Since only the words are wanted, reproduce every entry exactly and leave the images behind.
⟨
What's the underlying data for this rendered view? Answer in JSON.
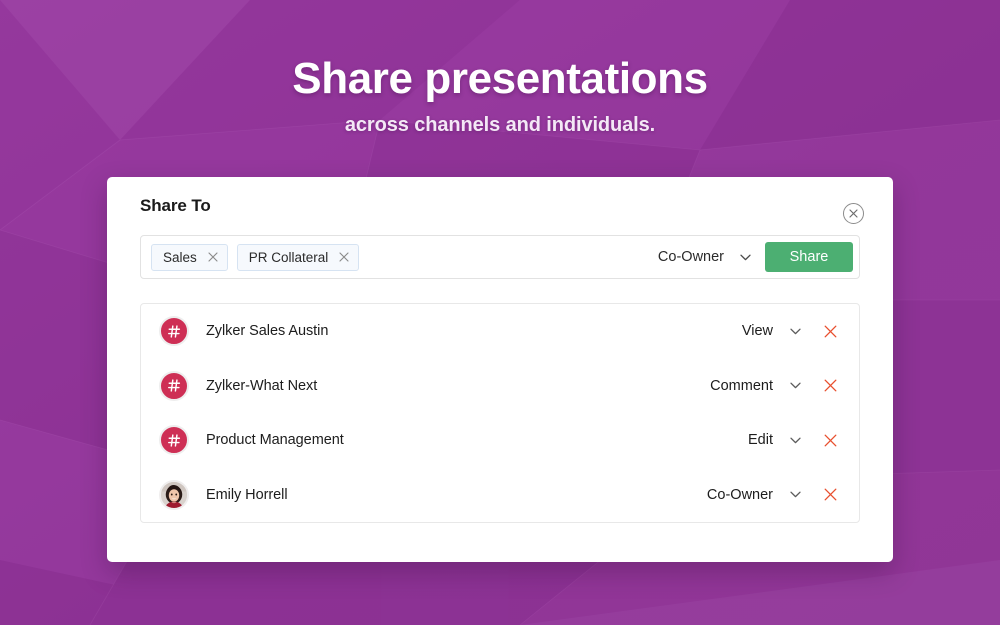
{
  "hero": {
    "title": "Share presentations",
    "subtitle": "across channels and individuals."
  },
  "dialog": {
    "title": "Share To",
    "close_icon": "close-circle-icon",
    "input": {
      "tokens": [
        {
          "label": "Sales",
          "remove_icon": "close-icon"
        },
        {
          "label": "PR Collateral",
          "remove_icon": "close-icon"
        }
      ],
      "permission": "Co-Owner",
      "permission_caret_icon": "chevron-down-icon",
      "share_label": "Share"
    },
    "shared_with": [
      {
        "name": "Zylker Sales Austin",
        "type": "channel",
        "icon": "hash-icon",
        "permission": "View",
        "caret_icon": "chevron-down-icon",
        "remove_icon": "close-icon"
      },
      {
        "name": "Zylker-What Next",
        "type": "channel",
        "icon": "hash-icon",
        "permission": "Comment",
        "caret_icon": "chevron-down-icon",
        "remove_icon": "close-icon"
      },
      {
        "name": "Product Management",
        "type": "channel",
        "icon": "hash-icon",
        "permission": "Edit",
        "caret_icon": "chevron-down-icon",
        "remove_icon": "close-icon"
      },
      {
        "name": "Emily Horrell",
        "type": "person",
        "icon": "user-avatar-photo",
        "permission": "Co-Owner",
        "caret_icon": "chevron-down-icon",
        "remove_icon": "close-icon"
      }
    ]
  },
  "colors": {
    "background_purple": "#92389a",
    "share_button_green": "#4caf72",
    "channel_badge_crimson": "#ce2f55",
    "remove_icon_red": "#e8502f",
    "token_background": "#f6f9fd",
    "token_border": "#d6e3f2"
  }
}
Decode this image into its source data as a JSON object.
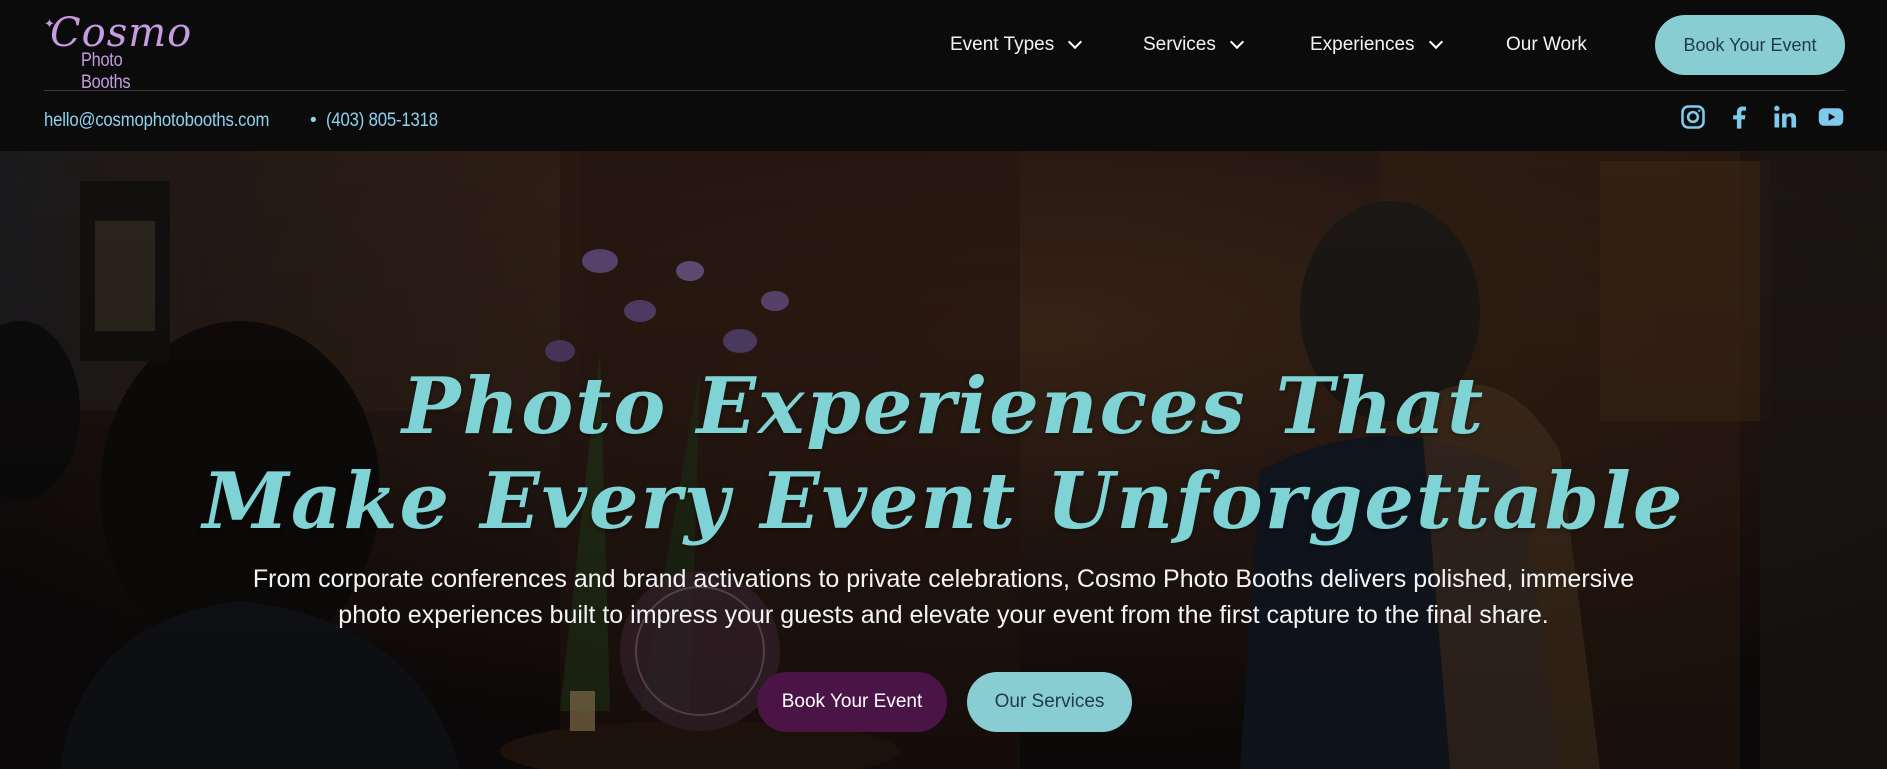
{
  "brand": {
    "logo_script": "Cosmo",
    "logo_sub": "Photo Booths",
    "accent_purple": "#c69be0",
    "accent_teal": "#88cdd2",
    "accent_plum": "#4a1446"
  },
  "nav": {
    "items": [
      {
        "label": "Event Types",
        "has_dropdown": true
      },
      {
        "label": "Services",
        "has_dropdown": true
      },
      {
        "label": "Experiences",
        "has_dropdown": true
      },
      {
        "label": "Our Work",
        "has_dropdown": false
      }
    ],
    "cta_label": "Book Your Event"
  },
  "contact": {
    "email": "hello@cosmophotobooths.com",
    "separator": "•",
    "phone": "(403) 805-1318"
  },
  "social": [
    {
      "icon": "instagram-icon"
    },
    {
      "icon": "facebook-icon"
    },
    {
      "icon": "linkedin-icon"
    },
    {
      "icon": "youtube-icon"
    }
  ],
  "hero": {
    "headline_line1": "Photo Experiences That",
    "headline_line2": "Make Every Event Unforgettable",
    "lead": "From corporate conferences and brand activations to private celebrations, Cosmo Photo Booths delivers polished, immersive photo experiences built to impress your guests and elevate your event from the first capture to the final share.",
    "primary_button": "Book Your Event",
    "secondary_button": "Our Services"
  }
}
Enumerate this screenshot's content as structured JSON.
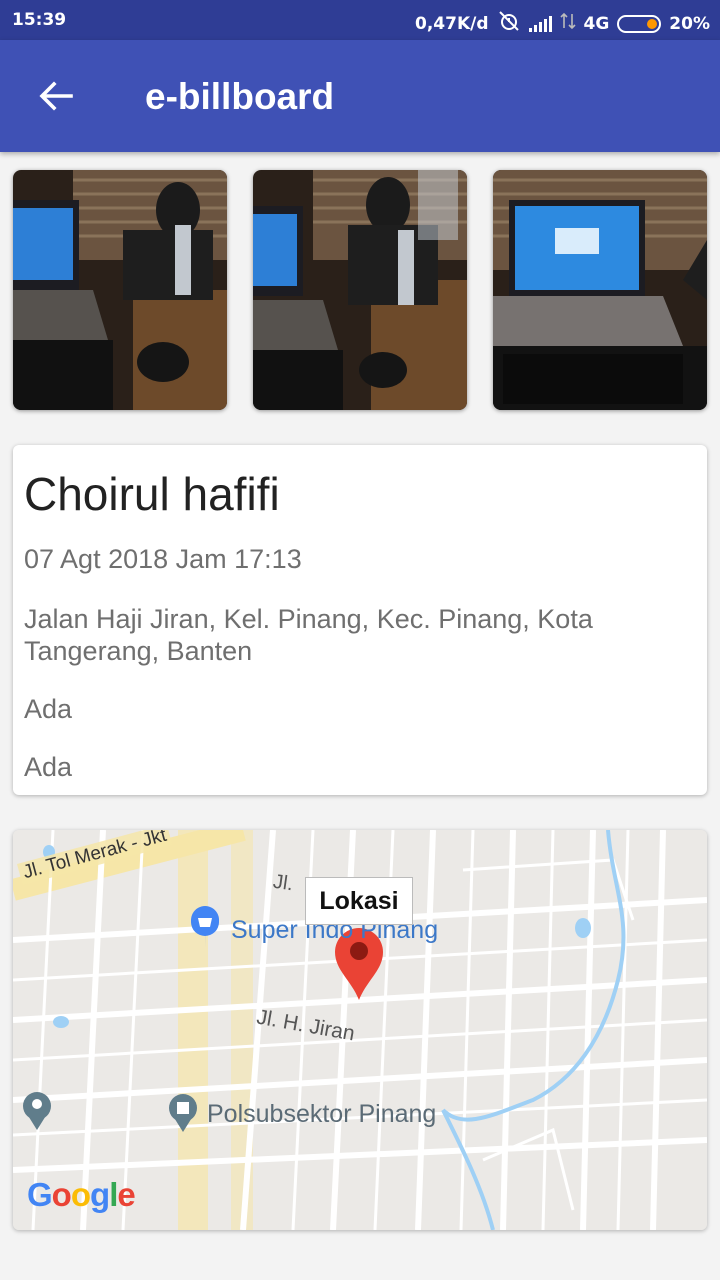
{
  "status_bar": {
    "time": "15:39",
    "net_speed": "0,47K/d",
    "network_type": "4G",
    "battery": "20%",
    "icons": [
      "alarm-off-icon",
      "signal-icon",
      "data-arrows-icon",
      "battery-icon"
    ]
  },
  "app_bar": {
    "title": "e-billboard",
    "back_icon": "arrow-left-icon"
  },
  "photos": [
    {
      "name": "photo-1"
    },
    {
      "name": "photo-2"
    },
    {
      "name": "photo-3"
    }
  ],
  "detail": {
    "name": "Choirul hafifi",
    "datetime": "07 Agt 2018 Jam 17:13",
    "address": "Jalan Haji Jiran, Kel. Pinang, Kec. Pinang, Kota Tangerang, Banten",
    "field_1": "Ada",
    "field_2": "Ada"
  },
  "map": {
    "marker_title": "Lokasi",
    "labels": {
      "toll_road": "Jl. Tol Merak - Jkt",
      "street_top": "Jl.",
      "poi_store": "Super Indo Pinang",
      "street_main": "Jl. H. Jiran",
      "poi_police": "Polsubsektor Pinang"
    },
    "attribution": "Google",
    "colors": {
      "marker": "#ea4335",
      "poi_store": "#4285f4",
      "poi_police": "#607d8b",
      "water": "#9fd0f5",
      "toll": "#f6e6a8"
    }
  }
}
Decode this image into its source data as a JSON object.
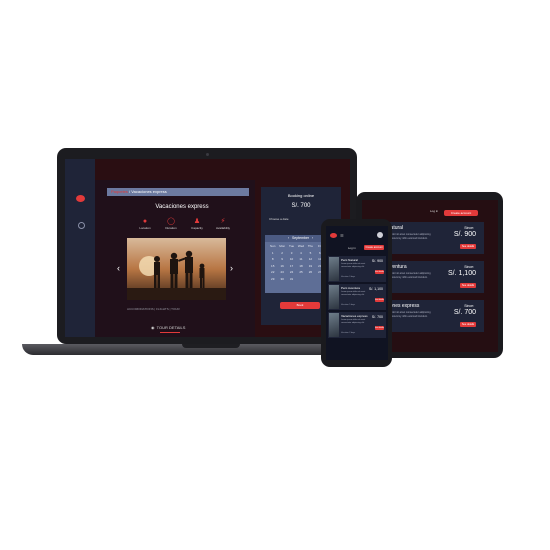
{
  "laptop": {
    "breadcrumb_parent": "Paquetes",
    "breadcrumb_sep": "/",
    "breadcrumb_current": "Vacaciones express",
    "title": "Vacaciones express",
    "features": [
      {
        "icon": "location-pin-icon",
        "label": "Location"
      },
      {
        "icon": "timer-icon",
        "label": "Duration"
      },
      {
        "icon": "people-icon",
        "label": "Capacity"
      },
      {
        "icon": "lightning-icon",
        "label": "Availability"
      }
    ],
    "tabs": [
      "ACCOMODATIONS",
      "|",
      "FLIGHTS",
      "|",
      "TOUR"
    ],
    "tour_details_label": "TOUR DETAILS",
    "booking": {
      "title": "Booking online",
      "price": "S/. 700",
      "subtitle": "Choose a date",
      "month": "September",
      "weekdays": [
        "Sun",
        "Mon",
        "Tue",
        "Wed",
        "Thu",
        "Fri",
        "Sat"
      ],
      "days": [
        "1",
        "2",
        "3",
        "4",
        "5",
        "6",
        "7",
        "8",
        "9",
        "10",
        "11",
        "12",
        "13",
        "14",
        "15",
        "16",
        "17",
        "18",
        "19",
        "20",
        "21",
        "22",
        "23",
        "24",
        "25",
        "26",
        "27",
        "28",
        "29",
        "30",
        "31"
      ],
      "button": "Book"
    }
  },
  "tablet": {
    "login": "Log in",
    "cta": "Create account",
    "cards": [
      {
        "title": "Perú Natural",
        "description": "Lorem ipsum dolor sit amet consectetur adipiscing elit, sed diam nonummy nibh euismod tincidunt.",
        "since": "Since:",
        "price": "S/. 900",
        "button": "See details",
        "meta": "Vacation 3 days"
      },
      {
        "title": "Perú Aventura",
        "description": "Lorem ipsum dolor sit amet consectetur adipiscing elit, sed diam nonummy nibh euismod tincidunt.",
        "since": "Since:",
        "price": "S/. 1,100",
        "button": "See details",
        "meta": "Vacation 5 days"
      },
      {
        "title": "Vacaciones express",
        "description": "Lorem ipsum dolor sit amet consectetur adipiscing elit, sed diam nonummy nibh euismod tincidunt.",
        "since": "Since:",
        "price": "S/. 700",
        "button": "See details",
        "meta": "Vacation 2 days"
      }
    ]
  },
  "phone": {
    "login": "Log in",
    "cta": "Create account",
    "cards": [
      {
        "title": "Perú Natural",
        "description": "Lorem ipsum dolor sit amet consectetur adipiscing elit.",
        "price": "S/. 900",
        "button": "See details",
        "meta": "Vacation 3 days"
      },
      {
        "title": "Perú Aventura",
        "description": "Lorem ipsum dolor sit amet consectetur adipiscing elit.",
        "price": "S/. 1,100",
        "button": "See details",
        "meta": "Vacation 5 days"
      },
      {
        "title": "Vacaciones express",
        "description": "Lorem ipsum dolor sit amet consectetur adipiscing elit.",
        "price": "S/. 700",
        "button": "See details",
        "meta": "Vacation 2 days"
      }
    ]
  },
  "colors": {
    "accent": "#e23a3a",
    "panel": "#1f2438",
    "background": "#2a0e12"
  }
}
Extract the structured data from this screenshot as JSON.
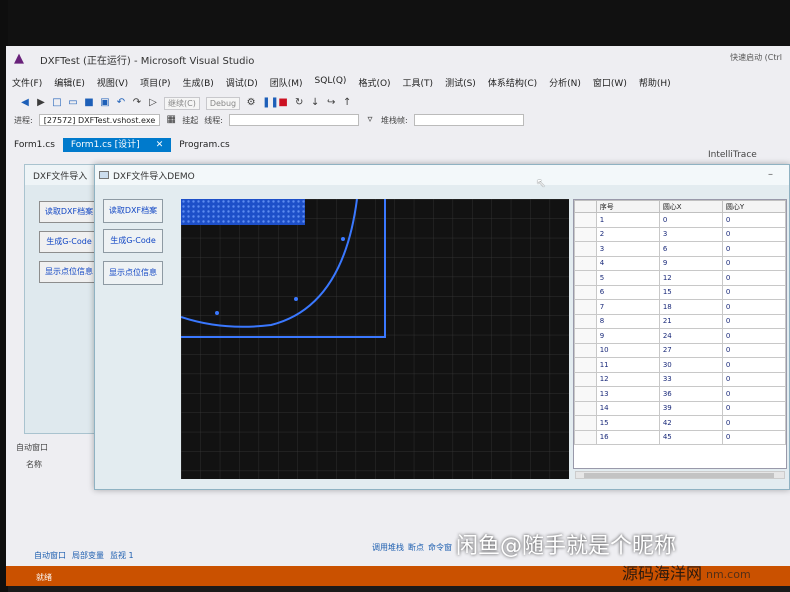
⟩
ANSWER TO THIS EXERCISE:
What's the underlying data for this rendered view? Answer in JSON.
{
  "hero": {
    "title": "Share presentations",
    "subtitle": "across channels and individuals."
  },
  "dialog": {
    "title": "Share To",
    "close_icon": "close-circle-icon",
    "input": {
      "tokens": [
        {
          "label": "Sales",
          "remove_icon": "close-icon"
        },
        {
          "label": "PR Collateral",
          "remove_icon": "close-icon"
        }
      ],
      "permission": "Co-Owner",
      "permission_caret_icon": "chevron-down-icon",
      "share_label": "Share"
    },
    "shared_with": [
      {
        "name": "Zylker Sales Austin",
        "type": "channel",
        "icon": "hash-icon",
        "permission": "View",
        "caret_icon": "chevron-down-icon",
        "remove_icon": "close-icon"
      },
      {
        "name": "Zylker-What Next",
        "type": "channel",
        "icon": "hash-icon",
        "permission": "Comment",
        "caret_icon": "chevron-down-icon",
        "remove_icon": "close-icon"
      },
      {
        "name": "Product Management",
        "type": "channel",
        "icon": "hash-icon",
        "permission": "Edit",
        "caret_icon": "chevron-down-icon",
        "remove_icon": "close-icon"
      },
      {
        "name": "Emily Horrell",
        "type": "person",
        "icon": "user-avatar-photo",
        "permission": "Co-Owner",
        "caret_icon": "chevron-down-icon",
        "remove_icon": "close-icon"
      }
    ]
  },
  "colors": {
    "background_purple": "#92389a",
    "share_button_green": "#4caf72",
    "channel_badge_crimson": "#ce2f55",
    "remove_icon_red": "#e8502f",
    "token_background": "#f6f9fd",
    "token_border": "#d6e3f2"
  }
}
Decode this image into its source data as a JSON object.
{
  "brand": {
    "logo_script": "Cosmo",
    "logo_sub": "Photo Booths",
    "accent_purple": "#c69be0",
    "accent_teal": "#88cdd2",
    "accent_plum": "#4a1446"
  },
  "nav": {
    "items": [
      {
        "label": "Event Types",
        "has_dropdown": true
      },
      {
        "label": "Services",
        "has_dropdown": true
      },
      {
        "label": "Experiences",
        "has_dropdown": true
      },
      {
        "label": "Our Work",
        "has_dropdown": false
      }
    ],
    "cta_label": "Book Your Event"
  },
  "contact": {
    "email": "hello@cosmophotobooths.com",
    "separator": "•",
    "phone": "(403) 805-1318"
  },
  "social": [
    {
      "icon": "instagram-icon"
    },
    {
      "icon": "facebook-icon"
    },
    {
      "icon": "linkedin-icon"
    },
    {
      "icon": "youtube-icon"
    }
  ],
  "hero": {
    "headline_line1": "Photo Experiences That",
    "headline_line2": "Make Every Event Unforgettable",
    "lead": "From corporate conferences and brand activations to private celebrations, Cosmo Photo Booths delivers polished, immersive photo experiences built to impress your guests and elevate your event from the first capture to the final share.",
    "primary_button": "Book Your Event",
    "secondary_button": "Our Services"
  }
}
Enumerate this screenshot's content as structured JSON.
{
  "status_bar": {
    "time": "15:39",
    "net_speed": "0,47K/d",
    "network_type": "4G",
    "battery": "20%",
    "icons": [
      "alarm-off-icon",
      "signal-icon",
      "data-arrows-icon",
      "battery-icon"
    ]
  },
  "app_bar": {
    "title": "e-billboard",
    "back_icon": "arrow-left-icon"
  },
  "photos": [
    {
      "name": "photo-1"
    },
    {
      "name": "photo-2"
    },
    {
      "name": "photo-3"
    }
  ],
  "detail": {
    "name": "Choirul hafifi",
    "datetime": "07 Agt 2018 Jam 17:13",
    "address": "Jalan Haji Jiran, Kel. Pinang, Kec. Pinang, Kota Tangerang, Banten",
    "field_1": "Ada",
    "field_2": "Ada"
  },
  "map": {
    "marker_title": "Lokasi",
    "labels": {
      "toll_road": "Jl. Tol Merak - Jkt",
      "street_top": "Jl.",
      "poi_store": "Super Indo Pinang",
      "street_main": "Jl. H. Jiran",
      "poi_police": "Polsubsektor Pinang"
    },
    "attribution": "Google",
    "colors": {
      "marker": "#ea4335",
      "poi_store": "#4285f4",
      "poi_police": "#607d8b",
      "water": "#9fd0f5",
      "toll": "#f6e6a8"
    }
  }
}
Decode this image into its source data as a JSON object.
{
  "laptop": {
    "breadcrumb_parent": "Paquetes",
    "breadcrumb_sep": "/",
    "breadcrumb_current": "Vacaciones express",
    "title": "Vacaciones express",
    "features": [
      {
        "icon": "location-pin-icon",
        "label": "Location"
      },
      {
        "icon": "timer-icon",
        "label": "Duration"
      },
      {
        "icon": "people-icon",
        "label": "Capacity"
      },
      {
        "icon": "lightning-icon",
        "label": "Availability"
      }
    ],
    "tabs": [
      "ACCOMODATIONS",
      "|",
      "FLIGHTS",
      "|",
      "TOUR"
    ],
    "tour_details_label": "TOUR DETAILS",
    "booking": {
      "title": "Booking online",
      "price": "S/. 700",
      "subtitle": "Choose a date",
      "month": "September",
      "weekdays": [
        "Sun",
        "Mon",
        "Tue",
        "Wed",
        "Thu",
        "Fri",
        "Sat"
      ],
      "days": [
        "1",
        "2",
        "3",
        "4",
        "5",
        "6",
        "7",
        "8",
        "9",
        "10",
        "11",
        "12",
        "13",
        "14",
        "15",
        "16",
        "17",
        "18",
        "19",
        "20",
        "21",
        "22",
        "23",
        "24",
        "25",
        "26",
        "27",
        "28",
        "29",
        "30",
        "31"
      ],
      "button": "Book"
    }
  },
  "tablet": {
    "login": "Log in",
    "cta": "Create account",
    "cards": [
      {
        "title": "Perú Natural",
        "description": "Lorem ipsum dolor sit amet consectetur adipiscing elit, sed diam nonummy nibh euismod tincidunt.",
        "since": "Since:",
        "price": "S/. 900",
        "button": "See details",
        "meta": "Vacation 3 days"
      },
      {
        "title": "Perú Aventura",
        "description": "Lorem ipsum dolor sit amet consectetur adipiscing elit, sed diam nonummy nibh euismod tincidunt.",
        "since": "Since:",
        "price": "S/. 1,100",
        "button": "See details",
        "meta": "Vacation 5 days"
      },
      {
        "title": "Vacaciones express",
        "description": "Lorem ipsum dolor sit amet consectetur adipiscing elit, sed diam nonummy nibh euismod tincidunt.",
        "since": "Since:",
        "price": "S/. 700",
        "button": "See details",
        "meta": "Vacation 2 days"
      }
    ]
  },
  "phone": {
    "login": "Log in",
    "cta": "Create account",
    "cards": [
      {
        "title": "Perú Natural",
        "description": "Lorem ipsum dolor sit amet consectetur adipiscing elit.",
        "price": "S/. 900",
        "button": "See details",
        "meta": "Vacation 3 days"
      },
      {
        "title": "Perú Aventura",
        "description": "Lorem ipsum dolor sit amet consectetur adipiscing elit.",
        "price": "S/. 1,100",
        "button": "See details",
        "meta": "Vacation 5 days"
      },
      {
        "title": "Vacaciones express",
        "description": "Lorem ipsum dolor sit amet consectetur adipiscing elit.",
        "price": "S/. 700",
        "button": "See details",
        "meta": "Vacation 2 days"
      }
    ]
  },
  "colors": {
    "accent": "#e23a3a",
    "panel": "#1f2438",
    "background": "#2a0e12"
  }
}
Extract the structured data from this screenshot as JSON.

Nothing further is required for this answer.